- WHAT IS EXPECTED:
When the string "false" appears in a line of the records, show the whole line.

- EXTRACTED INFORMATION:
---
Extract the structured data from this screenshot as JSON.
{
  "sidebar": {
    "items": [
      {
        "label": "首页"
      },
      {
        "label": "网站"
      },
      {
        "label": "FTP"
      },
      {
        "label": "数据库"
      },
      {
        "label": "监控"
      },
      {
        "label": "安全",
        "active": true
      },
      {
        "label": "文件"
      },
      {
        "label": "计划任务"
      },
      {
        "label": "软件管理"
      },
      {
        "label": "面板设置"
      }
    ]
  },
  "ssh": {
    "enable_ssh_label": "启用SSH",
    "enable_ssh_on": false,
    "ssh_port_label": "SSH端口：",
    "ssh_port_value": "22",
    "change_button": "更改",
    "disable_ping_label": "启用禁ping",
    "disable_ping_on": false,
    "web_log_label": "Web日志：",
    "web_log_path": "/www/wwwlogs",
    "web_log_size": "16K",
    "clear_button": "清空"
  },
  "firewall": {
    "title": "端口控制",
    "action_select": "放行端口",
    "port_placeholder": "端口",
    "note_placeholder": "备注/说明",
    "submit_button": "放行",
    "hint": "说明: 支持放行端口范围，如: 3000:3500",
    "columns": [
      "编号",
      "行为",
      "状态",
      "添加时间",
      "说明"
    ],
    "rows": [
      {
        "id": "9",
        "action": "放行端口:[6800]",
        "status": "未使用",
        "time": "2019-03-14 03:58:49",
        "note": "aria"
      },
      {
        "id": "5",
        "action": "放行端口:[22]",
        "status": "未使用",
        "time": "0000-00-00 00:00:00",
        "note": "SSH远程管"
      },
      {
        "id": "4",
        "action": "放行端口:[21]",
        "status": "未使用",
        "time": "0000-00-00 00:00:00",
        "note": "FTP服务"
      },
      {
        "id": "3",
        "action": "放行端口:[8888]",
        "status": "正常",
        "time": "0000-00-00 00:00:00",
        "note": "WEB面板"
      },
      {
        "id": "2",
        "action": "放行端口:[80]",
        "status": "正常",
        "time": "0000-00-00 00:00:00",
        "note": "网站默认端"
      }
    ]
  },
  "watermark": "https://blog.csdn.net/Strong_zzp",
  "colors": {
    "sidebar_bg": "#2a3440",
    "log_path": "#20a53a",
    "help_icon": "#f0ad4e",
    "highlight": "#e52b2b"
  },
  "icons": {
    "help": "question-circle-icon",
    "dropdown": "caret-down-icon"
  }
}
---
- RESPONSE AREA:
    "enable_ssh_on": false,
    "disable_ping_on": false,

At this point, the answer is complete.